Armie Hammer arrives at the Hollywood Film Awards on Nov. 4 at the Beverly Hilton Hotel in Beverly Hills, California. Jordan Strauss/AP

Reboots are all the rage these days, but going all the way back to the 1940s for inspiration is pretty bold. Streaming giant Netflix is working on a new adaptation of Rebecca, the 1938 novel by Daphne du Maurier that was turned into the famous 1940 film adaption from director Alfred Hitchcock, the Hollywood Reporter reported Wednesday.

The adaptation, produced in partnership with Working Title Films, will star Call Me By Your Name’s Armie Hammer and Baby Driver’s Lily James as the couple at the center of the story.

Rebecca is a dark, psychological thriller about a young woman who marries an older widower, Maxim de Winter, and into to his sprawling estate. There, she is confronted by Mrs. Danvers, the housekeeper, who is obsessed with de Winter’s deceased first wife, Rebecca.

Source: YouTube/MovieClips

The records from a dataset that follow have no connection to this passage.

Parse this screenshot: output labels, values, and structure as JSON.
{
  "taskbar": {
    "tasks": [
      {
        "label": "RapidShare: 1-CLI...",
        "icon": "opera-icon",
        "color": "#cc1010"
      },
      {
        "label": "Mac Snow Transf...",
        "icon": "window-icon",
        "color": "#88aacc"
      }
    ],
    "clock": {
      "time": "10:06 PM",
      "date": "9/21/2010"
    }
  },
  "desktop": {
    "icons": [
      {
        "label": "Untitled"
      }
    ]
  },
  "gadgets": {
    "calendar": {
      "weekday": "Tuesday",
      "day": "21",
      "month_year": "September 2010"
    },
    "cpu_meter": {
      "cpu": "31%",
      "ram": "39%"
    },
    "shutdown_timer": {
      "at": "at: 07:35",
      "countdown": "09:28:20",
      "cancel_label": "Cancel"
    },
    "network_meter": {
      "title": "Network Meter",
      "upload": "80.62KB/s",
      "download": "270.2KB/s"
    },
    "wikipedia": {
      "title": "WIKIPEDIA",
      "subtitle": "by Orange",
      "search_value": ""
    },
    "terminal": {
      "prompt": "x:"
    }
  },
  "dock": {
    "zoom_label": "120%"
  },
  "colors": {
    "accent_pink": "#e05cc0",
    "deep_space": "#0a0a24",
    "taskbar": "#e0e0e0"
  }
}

The unnamed main character, the second wife, is tormented by Mrs. Danvers, who was fiercely devoted to Rebecca. The plot takes lost of twists and turns, and dark secrets are uncovered. The original novel, by Du Maurier, was noteworthy in its complex portrayal of gender — the ways in which the main character and the memory of Rebecca present competing, different versions of womanhood. Mrs. Danvers’ obsession with Rebecca, too, is often seen as sexual or romantic. Du Maurier herself, as the Guardian reported in February, had a complex understanding of her own gender and sexuality — she had love affairs with women and, as a child, frequently dressed up as a boy and used the name “Eric Avon.”

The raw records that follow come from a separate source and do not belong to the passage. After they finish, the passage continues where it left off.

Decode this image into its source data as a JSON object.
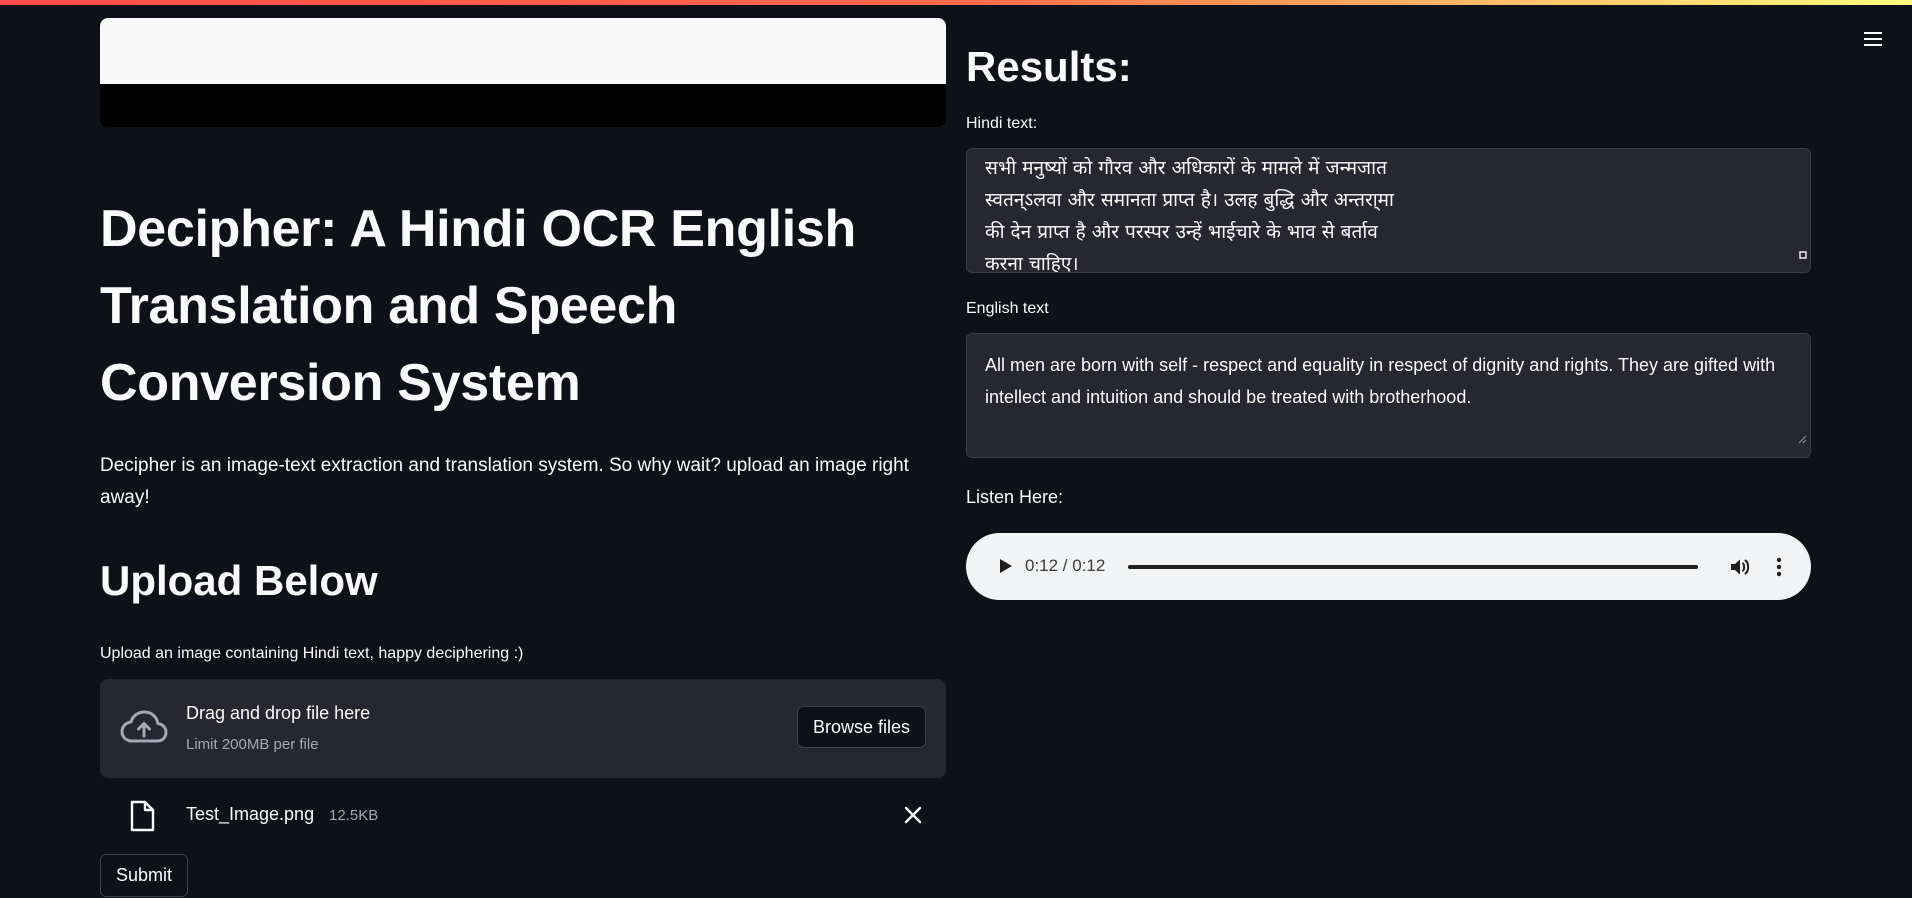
{
  "colors": {
    "background": "#0e1117",
    "panel": "#262730",
    "text": "#fafafa",
    "muted": "#a3a8b8",
    "accent": "#ff4b4b"
  },
  "header": {
    "menu_icon": "hamburger-menu-icon"
  },
  "left": {
    "title": "Decipher: A Hindi OCR English Translation and Speech Conversion System",
    "description": "Decipher is an image-text extraction and translation system. So why wait? upload an image right away!",
    "upload_heading": "Upload Below",
    "uploader": {
      "label": "Upload an image containing Hindi text, happy deciphering :)",
      "drop_title": "Drag and drop file here",
      "drop_limit": "Limit 200MB per file",
      "browse_label": "Browse files",
      "icon": "cloud-upload-icon"
    },
    "file": {
      "name": "Test_Image.png",
      "size": "12.5KB",
      "icon": "file-icon"
    },
    "submit_label": "Submit"
  },
  "right": {
    "heading": "Results:",
    "hindi_label": "Hindi text:",
    "hindi_text": "सभी मनुष्यों को गौरव और अधिकारों के मामले में जन्मजात\nस्वतन्ऽलवा और समानता प्राप्त है। उलह बुद्धि और अन्तरा्मा\nकी देन प्राप्त है और परस्पर उन्हें भाईचारे के भाव से बर्ताव\nकरना चाहिए।",
    "english_label": "English text",
    "english_text": "All men are born with self - respect and equality in respect of dignity and rights. They are gifted with intellect and intuition and should be treated with brotherhood.",
    "listen_label": "Listen Here:",
    "audio": {
      "time": "0:12 / 0:12",
      "progress": 1.0
    }
  }
}
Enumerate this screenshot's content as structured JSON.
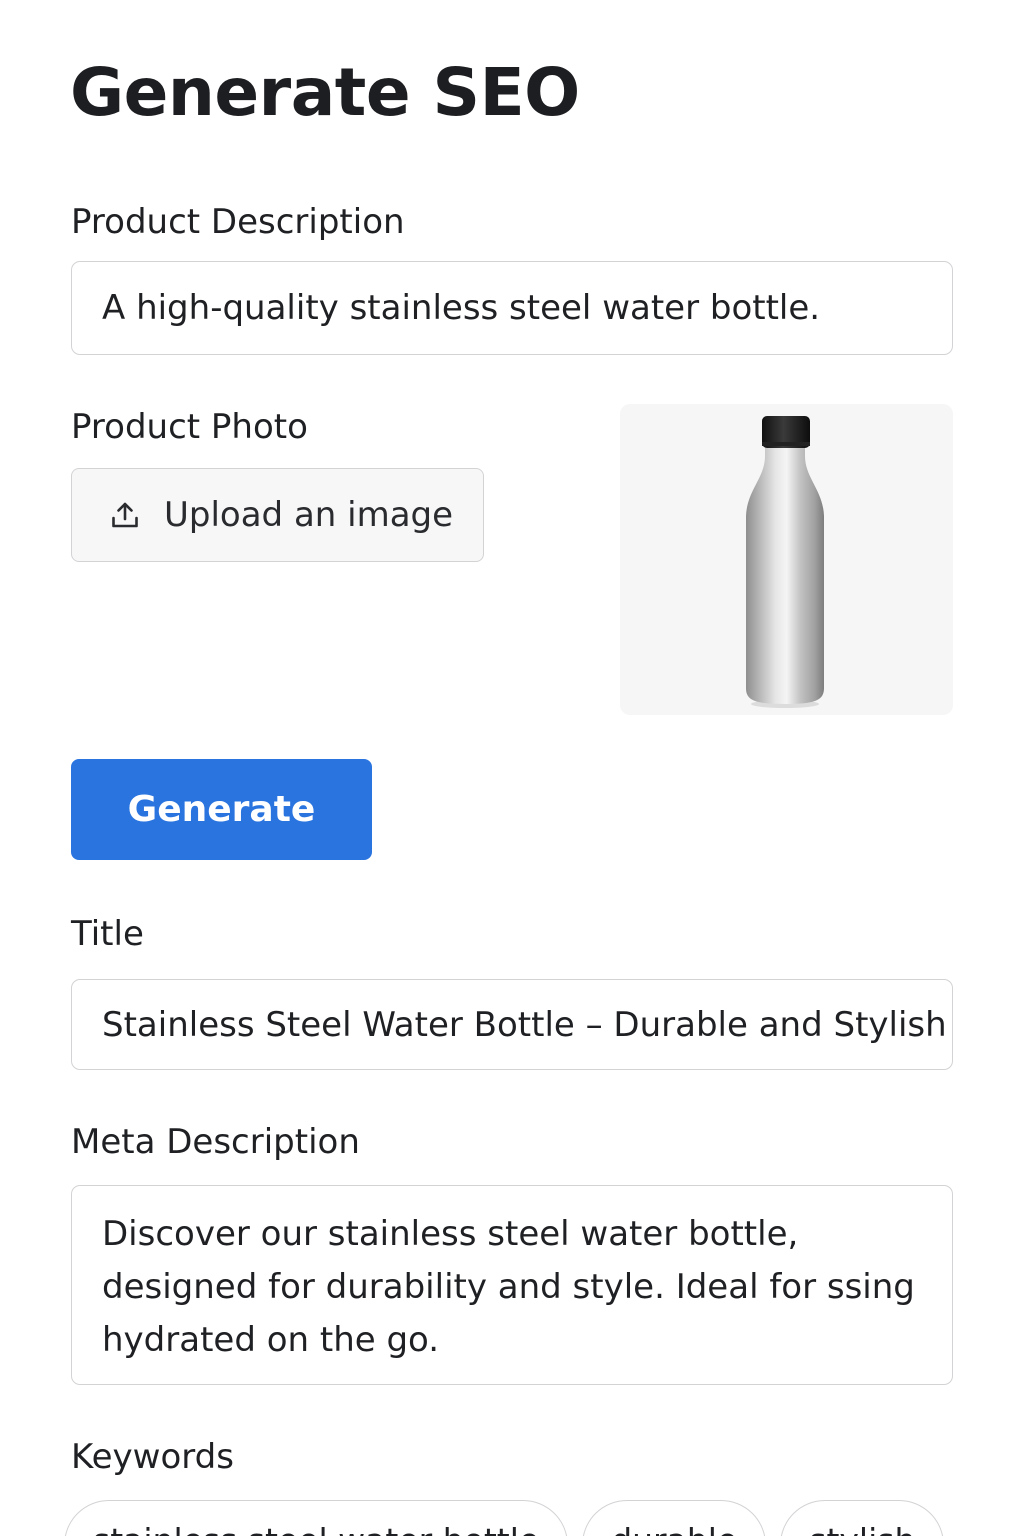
{
  "page": {
    "title": "Generate SEO"
  },
  "product_description": {
    "label": "Product Description",
    "value": "A high-quality stainless steel water bottle."
  },
  "product_photo": {
    "label": "Product Photo",
    "upload_label": "Upload an image",
    "upload_icon": "upload-icon",
    "preview": "stainless steel water bottle photo"
  },
  "generate_button": {
    "label": "Generate",
    "color": "#2a74e0"
  },
  "title_field": {
    "label": "Title",
    "value": "Stainless Steel Water Bottle – Durable and Stylish"
  },
  "meta_description": {
    "label": "Meta Description",
    "value": "Discover our stainless steel water bottle, designed for durability and style. Ideal for ssing hydrated on the go."
  },
  "keywords": {
    "label": "Keywords",
    "items": [
      "stainless steel water bottle",
      "durable",
      "stylish"
    ]
  }
}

The dark tone of Du Maurier’s novel made it perfect fodder for Hitchcock, whose film adaptation won the Academy Award for best picture in 1941 and has since become a classic film.

The original New York Times review of the film called it “an altogether brilliant film, haunting, suspenseful, handsome and handsomely played,” and praised the starring performances from Laurence Olivier and Joan Fontaine.

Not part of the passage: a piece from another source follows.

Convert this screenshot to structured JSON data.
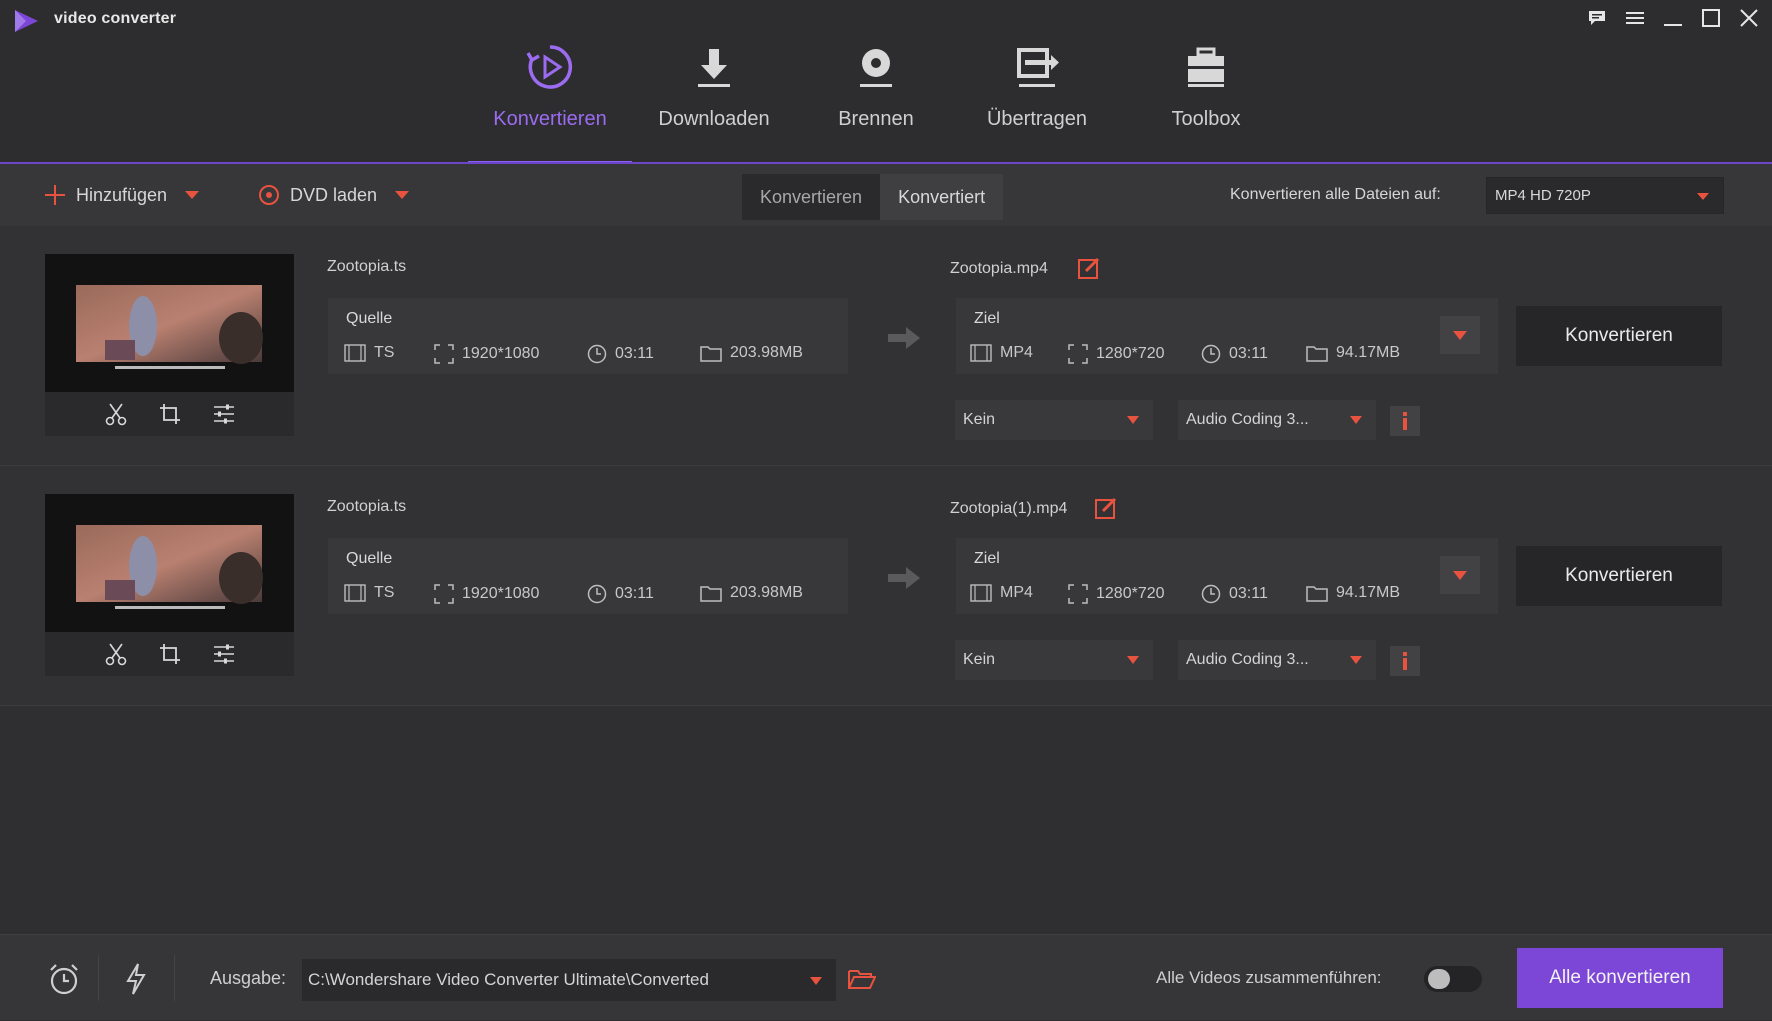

That all gives the new Netflix version a lot to live up to. According to the Hollywood Reporter, Ben Wheatley is set to direct the new adaptation from a screenplay written by Jane Goldman, who wrote the Kingsman films. So far, it seems no release date has been set — which gives us all plenty of time to rewatch the 1940 version before the new one comes out.

Nov. 15, 2018, 11:48 a.m.: This story has been updated